I wanted to draw the map based on the speed of the vehicles between stops. By querying the TPG API I could know when the vehicles arrive, which along with the length of the route between stops would allow to calculate speed. And speed is what I stored in the database.
Then I realized that the routes between some stops where wrong, and so where the speeds calculated between those stops. To correct the speeds I had to undo the speed calculation using the wrong route lengths, obtain the time between stops and calculate the speed again with the right route length. Very entertaining.
Then I realized that there were speeds equal to 3402km/h !! What happened? Probably some wrong data coming from the API or detecting the vehicle arrival. But, as I am processing the data before I save it on the database I cannot easily know the reason.
The current database design does not store speeds anymore, just the time between stops. The speed is calculated later, when the data is processed for visualization or for analysis, where I can use the route lengths that I know are true at the moment.
One day the data gathering service monitor alerted of data not being gathered. I saw in the logs that the request at 4am, when the process gets the planned schedule, had failed because the answer contained an empty response. I copy&pasted the request URL on the browser and I got an empty response again. At first I thought there was a problem with my API key. A bit later I tried again and it worked. Probably a temporal ban? Then it worked, then it didn’t. And so on without a recognizable pattern.
Then I run a script with 100 calls which yielded a ~50% success ratio. So basically the service was failing 50% of the time. Why? My hypothesis is that there was a load balancer with two machines behind, one of them being broken.
So I changed the API layer to retry N times before raising the failure to upper layers.
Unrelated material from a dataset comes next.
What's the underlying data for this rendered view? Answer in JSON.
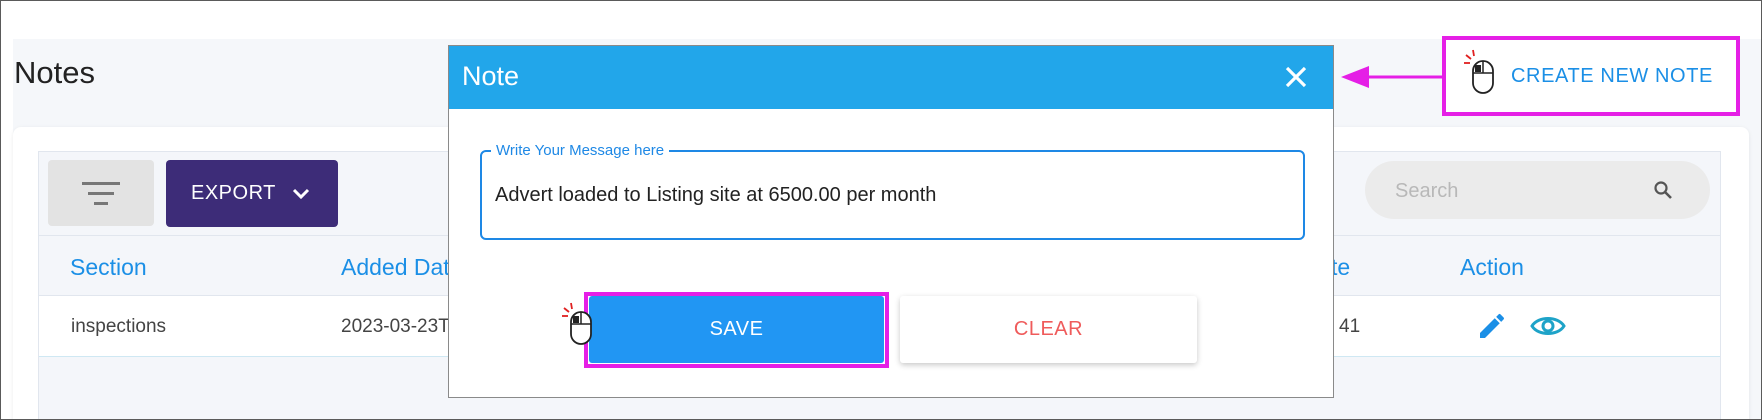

Now the question was: Which N to choose?
The probability to get a failure in one call is 0.5. Two failures in a row 0.5*0.5=0.25 and so on. So if I want a failure to happen a 0.1% of the times I should find N so that:
0.5^n = 0.001
which I solve thus:
log(0.5^n) = log(0.001) n * log(0.5) = log(0.001) n = log(0.001)/log(0.5) n = 9.97
So retrying 10 times should get over the 50% API failure rate 99.9% of the times.
Despite of all these problems I think it was ok. Being a service that had to run constantly it could have turned into a nightmare but it didn’t. However I learnt some things: